So, duty cycle is a percentage of total time. A 100% duty cycle is a light that is at a constant HIGH, it really isn't blinking. A 50% duty cycle is a light that is on half of the time and off half of the time, and will not be perceived as bright. The particular timing of half on half off is a frequency which can vary. A light on for 5 seconds and off for 5 seconds and repeats is technically a 50% duty cycle, but for persistence of vision effect of course is too slow. Frequency is separate from duty cycle, many people conflate them. Just remember that duty cycle is absolute percentage of time being on given some window of sampling.

Since you're amazing.
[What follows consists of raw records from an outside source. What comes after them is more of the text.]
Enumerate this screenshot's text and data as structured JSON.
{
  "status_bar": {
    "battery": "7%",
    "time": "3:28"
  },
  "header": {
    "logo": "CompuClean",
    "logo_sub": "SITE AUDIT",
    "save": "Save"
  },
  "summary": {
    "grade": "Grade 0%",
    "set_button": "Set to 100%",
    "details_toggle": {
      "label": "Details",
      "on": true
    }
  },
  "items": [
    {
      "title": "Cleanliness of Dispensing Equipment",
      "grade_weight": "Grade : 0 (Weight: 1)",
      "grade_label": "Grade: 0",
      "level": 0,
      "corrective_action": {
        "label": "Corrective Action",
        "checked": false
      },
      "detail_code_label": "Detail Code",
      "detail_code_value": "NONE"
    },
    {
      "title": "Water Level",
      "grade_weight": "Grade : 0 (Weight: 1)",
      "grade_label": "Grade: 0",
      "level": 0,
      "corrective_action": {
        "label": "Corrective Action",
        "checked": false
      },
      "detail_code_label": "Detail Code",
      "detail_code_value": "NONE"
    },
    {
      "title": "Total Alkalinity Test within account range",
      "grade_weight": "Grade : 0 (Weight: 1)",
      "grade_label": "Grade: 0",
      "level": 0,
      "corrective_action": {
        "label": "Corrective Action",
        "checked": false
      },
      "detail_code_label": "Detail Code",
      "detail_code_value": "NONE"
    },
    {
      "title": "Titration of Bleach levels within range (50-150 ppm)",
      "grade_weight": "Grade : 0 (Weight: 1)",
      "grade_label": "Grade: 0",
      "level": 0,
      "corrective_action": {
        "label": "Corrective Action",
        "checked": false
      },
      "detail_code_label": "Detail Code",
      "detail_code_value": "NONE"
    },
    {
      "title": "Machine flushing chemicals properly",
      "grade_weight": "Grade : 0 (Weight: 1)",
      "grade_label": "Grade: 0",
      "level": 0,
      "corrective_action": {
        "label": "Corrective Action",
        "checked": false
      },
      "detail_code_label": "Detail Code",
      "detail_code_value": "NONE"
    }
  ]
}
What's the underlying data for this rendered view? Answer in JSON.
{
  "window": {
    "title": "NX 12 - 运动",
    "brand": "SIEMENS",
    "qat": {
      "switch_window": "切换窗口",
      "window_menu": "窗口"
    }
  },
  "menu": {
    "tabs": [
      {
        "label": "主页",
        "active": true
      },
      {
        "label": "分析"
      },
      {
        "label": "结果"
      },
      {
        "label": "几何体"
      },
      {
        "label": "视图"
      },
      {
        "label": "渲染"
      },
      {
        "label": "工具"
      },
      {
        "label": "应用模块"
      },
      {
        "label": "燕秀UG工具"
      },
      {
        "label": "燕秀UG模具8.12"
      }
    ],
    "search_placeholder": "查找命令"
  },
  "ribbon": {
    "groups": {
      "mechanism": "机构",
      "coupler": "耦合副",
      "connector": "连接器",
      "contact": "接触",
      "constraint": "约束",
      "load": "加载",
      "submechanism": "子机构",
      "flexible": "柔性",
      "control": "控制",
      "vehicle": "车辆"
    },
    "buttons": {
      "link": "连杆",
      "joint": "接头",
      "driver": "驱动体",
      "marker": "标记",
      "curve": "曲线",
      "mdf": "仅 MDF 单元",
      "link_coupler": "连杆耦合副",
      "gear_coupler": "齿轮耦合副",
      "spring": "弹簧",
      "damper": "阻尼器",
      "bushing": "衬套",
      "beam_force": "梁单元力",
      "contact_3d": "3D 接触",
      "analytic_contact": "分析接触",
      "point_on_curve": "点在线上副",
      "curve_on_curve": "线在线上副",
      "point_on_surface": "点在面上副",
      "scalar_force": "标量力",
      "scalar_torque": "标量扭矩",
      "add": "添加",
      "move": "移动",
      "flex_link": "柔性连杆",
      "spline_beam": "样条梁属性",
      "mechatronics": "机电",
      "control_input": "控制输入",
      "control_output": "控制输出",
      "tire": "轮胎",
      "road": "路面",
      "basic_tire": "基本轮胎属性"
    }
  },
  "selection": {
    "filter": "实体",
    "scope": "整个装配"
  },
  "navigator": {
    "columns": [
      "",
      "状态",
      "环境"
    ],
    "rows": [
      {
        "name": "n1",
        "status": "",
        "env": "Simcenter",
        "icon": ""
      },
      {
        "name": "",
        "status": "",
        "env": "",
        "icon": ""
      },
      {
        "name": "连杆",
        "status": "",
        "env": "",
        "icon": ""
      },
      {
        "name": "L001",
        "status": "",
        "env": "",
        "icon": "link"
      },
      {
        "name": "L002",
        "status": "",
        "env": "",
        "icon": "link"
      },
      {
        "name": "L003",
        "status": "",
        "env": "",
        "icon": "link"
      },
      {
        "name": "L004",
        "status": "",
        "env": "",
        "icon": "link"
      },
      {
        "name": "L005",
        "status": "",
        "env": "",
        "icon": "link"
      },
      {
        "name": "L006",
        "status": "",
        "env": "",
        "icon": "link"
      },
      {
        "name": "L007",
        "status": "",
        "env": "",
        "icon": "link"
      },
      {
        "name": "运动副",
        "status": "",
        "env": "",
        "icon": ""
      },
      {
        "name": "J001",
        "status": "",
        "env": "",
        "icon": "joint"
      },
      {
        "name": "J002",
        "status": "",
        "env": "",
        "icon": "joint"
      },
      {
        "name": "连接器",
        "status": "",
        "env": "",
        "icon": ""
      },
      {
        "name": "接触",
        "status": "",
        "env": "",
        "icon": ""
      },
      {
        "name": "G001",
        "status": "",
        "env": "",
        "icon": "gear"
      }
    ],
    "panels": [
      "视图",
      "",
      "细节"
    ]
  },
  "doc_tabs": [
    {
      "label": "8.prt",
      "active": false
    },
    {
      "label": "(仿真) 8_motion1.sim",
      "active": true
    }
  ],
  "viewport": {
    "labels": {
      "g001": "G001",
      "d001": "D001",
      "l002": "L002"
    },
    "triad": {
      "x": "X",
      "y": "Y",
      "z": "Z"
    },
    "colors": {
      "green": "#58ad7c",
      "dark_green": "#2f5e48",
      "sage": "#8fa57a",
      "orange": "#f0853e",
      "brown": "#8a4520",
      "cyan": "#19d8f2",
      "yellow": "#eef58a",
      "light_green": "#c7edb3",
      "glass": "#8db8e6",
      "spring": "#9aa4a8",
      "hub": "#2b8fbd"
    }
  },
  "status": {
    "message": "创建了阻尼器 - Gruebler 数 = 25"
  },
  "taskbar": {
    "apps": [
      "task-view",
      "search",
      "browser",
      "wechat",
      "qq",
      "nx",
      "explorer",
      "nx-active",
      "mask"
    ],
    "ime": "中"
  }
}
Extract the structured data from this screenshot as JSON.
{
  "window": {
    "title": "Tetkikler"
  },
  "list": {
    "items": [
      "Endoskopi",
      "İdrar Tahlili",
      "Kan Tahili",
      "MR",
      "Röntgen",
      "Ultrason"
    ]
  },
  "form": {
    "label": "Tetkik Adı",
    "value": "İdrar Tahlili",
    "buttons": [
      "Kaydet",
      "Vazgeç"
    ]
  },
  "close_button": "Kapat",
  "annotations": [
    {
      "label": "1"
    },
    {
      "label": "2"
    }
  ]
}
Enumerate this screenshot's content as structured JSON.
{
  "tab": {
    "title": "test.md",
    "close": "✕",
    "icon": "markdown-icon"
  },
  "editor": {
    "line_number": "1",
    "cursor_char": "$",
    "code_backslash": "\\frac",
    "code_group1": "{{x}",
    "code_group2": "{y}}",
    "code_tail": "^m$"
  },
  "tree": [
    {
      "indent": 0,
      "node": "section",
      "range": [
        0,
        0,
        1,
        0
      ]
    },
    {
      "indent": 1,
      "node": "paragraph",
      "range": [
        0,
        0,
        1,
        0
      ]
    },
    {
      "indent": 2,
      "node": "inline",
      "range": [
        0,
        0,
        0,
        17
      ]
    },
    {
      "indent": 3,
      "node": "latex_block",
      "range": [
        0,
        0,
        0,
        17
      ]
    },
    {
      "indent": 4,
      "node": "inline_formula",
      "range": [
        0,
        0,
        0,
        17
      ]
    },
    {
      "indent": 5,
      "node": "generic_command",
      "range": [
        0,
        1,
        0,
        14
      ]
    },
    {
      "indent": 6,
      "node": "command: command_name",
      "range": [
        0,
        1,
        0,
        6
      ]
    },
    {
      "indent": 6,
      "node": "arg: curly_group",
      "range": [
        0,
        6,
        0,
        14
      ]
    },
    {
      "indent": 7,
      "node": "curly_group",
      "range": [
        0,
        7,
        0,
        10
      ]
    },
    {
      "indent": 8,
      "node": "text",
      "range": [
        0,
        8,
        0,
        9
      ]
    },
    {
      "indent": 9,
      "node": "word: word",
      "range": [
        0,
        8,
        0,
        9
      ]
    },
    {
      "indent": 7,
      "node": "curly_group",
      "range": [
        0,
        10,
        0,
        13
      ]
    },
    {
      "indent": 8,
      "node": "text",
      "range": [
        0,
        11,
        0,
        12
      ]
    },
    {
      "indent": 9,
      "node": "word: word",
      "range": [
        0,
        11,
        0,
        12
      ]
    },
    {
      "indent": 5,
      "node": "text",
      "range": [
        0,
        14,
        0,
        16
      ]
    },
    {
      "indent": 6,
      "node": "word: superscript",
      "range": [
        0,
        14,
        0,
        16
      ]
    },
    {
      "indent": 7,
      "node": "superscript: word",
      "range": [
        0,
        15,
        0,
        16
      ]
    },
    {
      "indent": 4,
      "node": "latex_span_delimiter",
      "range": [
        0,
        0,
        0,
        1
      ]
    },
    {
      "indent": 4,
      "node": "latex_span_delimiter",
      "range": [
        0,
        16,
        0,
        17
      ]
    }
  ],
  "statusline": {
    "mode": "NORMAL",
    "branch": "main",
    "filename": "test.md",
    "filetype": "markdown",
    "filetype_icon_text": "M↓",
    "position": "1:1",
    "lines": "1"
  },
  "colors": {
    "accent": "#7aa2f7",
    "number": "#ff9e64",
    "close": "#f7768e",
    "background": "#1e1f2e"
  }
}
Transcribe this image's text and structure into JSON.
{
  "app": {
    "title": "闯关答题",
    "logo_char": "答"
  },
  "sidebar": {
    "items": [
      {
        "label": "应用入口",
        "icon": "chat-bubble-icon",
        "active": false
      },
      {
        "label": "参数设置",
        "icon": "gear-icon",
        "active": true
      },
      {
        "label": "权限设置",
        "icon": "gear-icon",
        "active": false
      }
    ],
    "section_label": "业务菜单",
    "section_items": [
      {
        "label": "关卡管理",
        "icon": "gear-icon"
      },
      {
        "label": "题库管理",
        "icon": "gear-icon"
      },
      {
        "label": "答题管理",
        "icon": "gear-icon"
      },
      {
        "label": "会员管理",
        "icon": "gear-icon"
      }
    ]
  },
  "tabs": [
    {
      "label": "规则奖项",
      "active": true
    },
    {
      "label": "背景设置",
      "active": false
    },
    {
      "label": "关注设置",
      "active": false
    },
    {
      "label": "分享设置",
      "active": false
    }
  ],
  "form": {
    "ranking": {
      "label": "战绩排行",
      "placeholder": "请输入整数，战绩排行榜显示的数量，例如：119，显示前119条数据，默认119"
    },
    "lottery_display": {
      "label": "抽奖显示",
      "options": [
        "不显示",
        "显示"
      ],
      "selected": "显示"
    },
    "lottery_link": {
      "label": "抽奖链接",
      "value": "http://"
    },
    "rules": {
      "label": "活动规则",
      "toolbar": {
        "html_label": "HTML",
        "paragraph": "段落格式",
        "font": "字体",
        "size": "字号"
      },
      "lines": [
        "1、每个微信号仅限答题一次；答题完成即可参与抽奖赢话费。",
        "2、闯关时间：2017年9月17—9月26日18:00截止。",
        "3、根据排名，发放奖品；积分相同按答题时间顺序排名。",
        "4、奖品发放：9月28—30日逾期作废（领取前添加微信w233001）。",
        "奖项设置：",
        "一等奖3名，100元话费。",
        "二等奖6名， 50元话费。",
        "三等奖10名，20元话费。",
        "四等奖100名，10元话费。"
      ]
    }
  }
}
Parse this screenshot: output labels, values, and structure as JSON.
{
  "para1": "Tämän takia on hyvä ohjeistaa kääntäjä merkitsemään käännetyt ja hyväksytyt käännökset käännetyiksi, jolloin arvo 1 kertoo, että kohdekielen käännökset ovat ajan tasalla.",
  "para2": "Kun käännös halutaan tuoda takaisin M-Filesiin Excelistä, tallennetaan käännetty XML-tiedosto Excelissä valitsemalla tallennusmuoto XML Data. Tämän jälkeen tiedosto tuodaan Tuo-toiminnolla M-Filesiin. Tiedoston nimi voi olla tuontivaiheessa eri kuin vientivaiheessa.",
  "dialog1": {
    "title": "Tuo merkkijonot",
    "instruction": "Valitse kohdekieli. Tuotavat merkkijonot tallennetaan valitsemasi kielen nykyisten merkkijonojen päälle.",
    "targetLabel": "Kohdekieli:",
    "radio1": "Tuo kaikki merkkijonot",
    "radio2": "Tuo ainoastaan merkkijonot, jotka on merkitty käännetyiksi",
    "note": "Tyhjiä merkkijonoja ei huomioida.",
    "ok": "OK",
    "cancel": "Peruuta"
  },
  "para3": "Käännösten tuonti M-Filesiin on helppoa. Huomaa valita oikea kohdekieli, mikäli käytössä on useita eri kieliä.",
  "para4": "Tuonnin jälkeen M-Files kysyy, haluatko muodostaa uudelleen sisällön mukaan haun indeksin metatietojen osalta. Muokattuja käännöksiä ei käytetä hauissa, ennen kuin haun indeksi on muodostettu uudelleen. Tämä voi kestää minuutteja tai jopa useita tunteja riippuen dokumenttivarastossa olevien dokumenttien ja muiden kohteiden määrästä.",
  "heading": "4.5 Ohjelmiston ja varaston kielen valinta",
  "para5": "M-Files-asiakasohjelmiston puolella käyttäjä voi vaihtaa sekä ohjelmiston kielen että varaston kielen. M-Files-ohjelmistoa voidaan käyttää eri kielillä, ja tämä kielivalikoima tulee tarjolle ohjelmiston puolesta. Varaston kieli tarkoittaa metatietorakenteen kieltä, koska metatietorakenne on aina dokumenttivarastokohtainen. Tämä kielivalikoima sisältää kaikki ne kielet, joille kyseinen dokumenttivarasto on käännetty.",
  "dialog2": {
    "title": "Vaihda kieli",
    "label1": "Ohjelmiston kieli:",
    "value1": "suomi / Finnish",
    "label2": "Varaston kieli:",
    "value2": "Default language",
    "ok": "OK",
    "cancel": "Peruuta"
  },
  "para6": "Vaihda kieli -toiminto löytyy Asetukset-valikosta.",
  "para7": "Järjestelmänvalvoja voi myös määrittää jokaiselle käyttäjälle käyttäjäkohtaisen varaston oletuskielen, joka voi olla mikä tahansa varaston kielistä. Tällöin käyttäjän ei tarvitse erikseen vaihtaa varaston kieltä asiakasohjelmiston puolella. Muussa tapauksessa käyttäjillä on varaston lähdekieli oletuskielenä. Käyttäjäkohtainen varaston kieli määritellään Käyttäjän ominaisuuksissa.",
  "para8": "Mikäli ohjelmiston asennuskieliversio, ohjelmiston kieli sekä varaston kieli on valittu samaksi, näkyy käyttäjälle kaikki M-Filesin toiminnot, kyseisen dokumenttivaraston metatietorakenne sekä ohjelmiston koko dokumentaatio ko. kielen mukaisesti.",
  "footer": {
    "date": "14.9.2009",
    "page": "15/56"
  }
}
Thanks, INTP! General question this does not stress the component compared to constant 100% HIGH, in this case the LED?

The LED is not stressed as long as it's running under its recommended current. For discrete 3mm, 5mm, SMD LEDs, that's often 20mA.

hellophant: Since you're amazing. Thanks, INTP! General question this does not stress the component compared to constant 100% HIGH, in this case the LED?

Constant 100% duty cycle is how basically all LEDs will be operating. The PWM/analogWrite stuff is the rarer scenario. The indicator LEDs on you computer, devices, microwave, car, these are all 100% duty cycle. What kills LEDs is the current passing through them. It is recommended to keep current for most 'regular' LEDs below 20mA, but they don't suddenly die at 21mA, of course. Depending on the LED, and reading the data sheet, they will sometimes say something like 'max current @ __% duty cycle (or pulse duration in ms) is __mA' some amount much higher than the 20mA or constant current rating.